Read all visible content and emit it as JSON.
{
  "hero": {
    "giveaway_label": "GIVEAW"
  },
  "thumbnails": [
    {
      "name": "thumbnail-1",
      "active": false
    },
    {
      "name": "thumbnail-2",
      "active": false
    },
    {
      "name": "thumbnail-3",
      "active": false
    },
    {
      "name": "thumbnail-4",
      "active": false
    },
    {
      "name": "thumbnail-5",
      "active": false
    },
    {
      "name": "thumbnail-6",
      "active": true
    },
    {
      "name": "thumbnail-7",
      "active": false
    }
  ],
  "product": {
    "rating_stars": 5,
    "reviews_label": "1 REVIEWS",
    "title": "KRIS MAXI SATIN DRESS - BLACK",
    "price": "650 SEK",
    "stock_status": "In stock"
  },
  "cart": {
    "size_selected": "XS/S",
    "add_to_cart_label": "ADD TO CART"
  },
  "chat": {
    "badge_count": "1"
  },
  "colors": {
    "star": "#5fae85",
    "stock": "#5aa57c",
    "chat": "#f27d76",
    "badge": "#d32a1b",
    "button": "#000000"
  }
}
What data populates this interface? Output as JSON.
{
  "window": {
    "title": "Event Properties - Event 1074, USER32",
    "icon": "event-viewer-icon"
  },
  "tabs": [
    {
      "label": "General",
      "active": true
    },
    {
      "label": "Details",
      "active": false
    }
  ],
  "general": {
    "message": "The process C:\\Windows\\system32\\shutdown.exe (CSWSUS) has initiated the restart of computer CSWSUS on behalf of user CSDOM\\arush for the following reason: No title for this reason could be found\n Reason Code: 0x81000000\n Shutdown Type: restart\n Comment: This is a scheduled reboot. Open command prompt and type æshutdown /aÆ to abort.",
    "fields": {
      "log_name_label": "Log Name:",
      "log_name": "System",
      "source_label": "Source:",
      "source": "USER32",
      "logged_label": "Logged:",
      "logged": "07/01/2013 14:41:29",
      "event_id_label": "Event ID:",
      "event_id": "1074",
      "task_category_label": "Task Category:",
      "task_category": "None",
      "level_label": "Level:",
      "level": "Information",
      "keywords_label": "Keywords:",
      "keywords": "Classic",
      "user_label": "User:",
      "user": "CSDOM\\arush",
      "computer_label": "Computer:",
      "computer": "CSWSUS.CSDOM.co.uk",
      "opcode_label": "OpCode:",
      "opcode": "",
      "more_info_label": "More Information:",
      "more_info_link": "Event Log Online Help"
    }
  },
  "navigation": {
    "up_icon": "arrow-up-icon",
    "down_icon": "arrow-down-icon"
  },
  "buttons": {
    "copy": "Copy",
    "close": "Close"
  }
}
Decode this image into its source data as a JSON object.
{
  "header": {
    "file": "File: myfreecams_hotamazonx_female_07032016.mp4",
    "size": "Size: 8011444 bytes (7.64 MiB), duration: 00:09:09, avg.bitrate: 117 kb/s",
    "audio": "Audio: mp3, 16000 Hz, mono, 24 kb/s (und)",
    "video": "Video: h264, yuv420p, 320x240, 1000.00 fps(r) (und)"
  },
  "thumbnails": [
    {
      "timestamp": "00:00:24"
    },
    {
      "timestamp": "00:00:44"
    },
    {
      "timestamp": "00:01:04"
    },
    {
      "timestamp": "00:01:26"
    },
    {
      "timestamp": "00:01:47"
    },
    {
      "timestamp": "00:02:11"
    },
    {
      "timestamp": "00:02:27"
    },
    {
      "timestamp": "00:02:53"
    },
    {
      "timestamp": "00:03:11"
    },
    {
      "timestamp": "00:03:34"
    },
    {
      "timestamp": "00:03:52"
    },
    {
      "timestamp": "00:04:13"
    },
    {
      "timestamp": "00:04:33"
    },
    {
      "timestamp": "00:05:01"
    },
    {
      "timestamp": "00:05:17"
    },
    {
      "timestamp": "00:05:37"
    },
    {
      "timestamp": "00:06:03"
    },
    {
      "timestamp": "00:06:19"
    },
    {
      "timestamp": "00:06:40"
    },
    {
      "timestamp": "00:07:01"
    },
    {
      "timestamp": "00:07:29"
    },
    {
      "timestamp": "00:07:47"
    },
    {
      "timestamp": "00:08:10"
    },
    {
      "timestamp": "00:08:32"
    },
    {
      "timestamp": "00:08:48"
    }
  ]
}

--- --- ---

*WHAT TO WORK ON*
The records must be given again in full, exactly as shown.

*SOLUTION TO THIS TASK*
Read all visible content and emit it as JSON.
{
  "hero": {
    "giveaway_label": "GIVEAW"
  },
  "thumbnails": [
    {
      "name": "thumbnail-1",
      "active": false
    },
    {
      "name": "thumbnail-2",
      "active": false
    },
    {
      "name": "thumbnail-3",
      "active": false
    },
    {
      "name": "thumbnail-4",
      "active": false
    },
    {
      "name": "thumbnail-5",
      "active": false
    },
    {
      "name": "thumbnail-6",
      "active": true
    },
    {
      "name": "thumbnail-7",
      "active": false
    }
  ],
  "product": {
    "rating_stars": 5,
    "reviews_label": "1 REVIEWS",
    "title": "KRIS MAXI SATIN DRESS - BLACK",
    "price": "650 SEK",
    "stock_status": "In stock"
  },
  "cart": {
    "size_selected": "XS/S",
    "add_to_cart_label": "ADD TO CART"
  },
  "chat": {
    "badge_count": "1"
  },
  "colors": {
    "star": "#5fae85",
    "stock": "#5aa57c",
    "chat": "#f27d76",
    "badge": "#d32a1b",
    "button": "#000000"
  }
}
What data populates this interface? Output as JSON.
{
  "window": {
    "title": "Event Properties - Event 1074, USER32",
    "icon": "event-viewer-icon"
  },
  "tabs": [
    {
      "label": "General",
      "active": true
    },
    {
      "label": "Details",
      "active": false
    }
  ],
  "general": {
    "message": "The process C:\\Windows\\system32\\shutdown.exe (CSWSUS) has initiated the restart of computer CSWSUS on behalf of user CSDOM\\arush for the following reason: No title for this reason could be found\n Reason Code: 0x81000000\n Shutdown Type: restart\n Comment: This is a scheduled reboot. Open command prompt and type æshutdown /aÆ to abort.",
    "fields": {
      "log_name_label": "Log Name:",
      "log_name": "System",
      "source_label": "Source:",
      "source": "USER32",
      "logged_label": "Logged:",
      "logged": "07/01/2013 14:41:29",
      "event_id_label": "Event ID:",
      "event_id": "1074",
      "task_category_label": "Task Category:",
      "task_category": "None",
      "level_label": "Level:",
      "level": "Information",
      "keywords_label": "Keywords:",
      "keywords": "Classic",
      "user_label": "User:",
      "user": "CSDOM\\arush",
      "computer_label": "Computer:",
      "computer": "CSWSUS.CSDOM.co.uk",
      "opcode_label": "OpCode:",
      "opcode": "",
      "more_info_label": "More Information:",
      "more_info_link": "Event Log Online Help"
    }
  },
  "navigation": {
    "up_icon": "arrow-up-icon",
    "down_icon": "arrow-down-icon"
  },
  "buttons": {
    "copy": "Copy",
    "close": "Close"
  }
}
Decode this image into its source data as a JSON object.
{
  "header": {
    "file": "File: myfreecams_hotamazonx_female_07032016.mp4",
    "size": "Size: 8011444 bytes (7.64 MiB), duration: 00:09:09, avg.bitrate: 117 kb/s",
    "audio": "Audio: mp3, 16000 Hz, mono, 24 kb/s (und)",
    "video": "Video: h264, yuv420p, 320x240, 1000.00 fps(r) (und)"
  },
  "thumbnails": [
    {
      "timestamp": "00:00:24"
    },
    {
      "timestamp": "00:00:44"
    },
    {
      "timestamp": "00:01:04"
    },
    {
      "timestamp": "00:01:26"
    },
    {
      "timestamp": "00:01:47"
    },
    {
      "timestamp": "00:02:11"
    },
    {
      "timestamp": "00:02:27"
    },
    {
      "timestamp": "00:02:53"
    },
    {
      "timestamp": "00:03:11"
    },
    {
      "timestamp": "00:03:34"
    },
    {
      "timestamp": "00:03:52"
    },
    {
      "timestamp": "00:04:13"
    },
    {
      "timestamp": "00:04:33"
    },
    {
      "timestamp": "00:05:01"
    },
    {
      "timestamp": "00:05:17"
    },
    {
      "timestamp": "00:05:37"
    },
    {
      "timestamp": "00:06:03"
    },
    {
      "timestamp": "00:06:19"
    },
    {
      "timestamp": "00:06:40"
    },
    {
      "timestamp": "00:07:01"
    },
    {
      "timestamp": "00:07:29"
    },
    {
      "timestamp": "00:07:47"
    },
    {
      "timestamp": "00:08:10"
    },
    {
      "timestamp": "00:08:32"
    },
    {
      "timestamp": "00:08:48"
    }
  ]
}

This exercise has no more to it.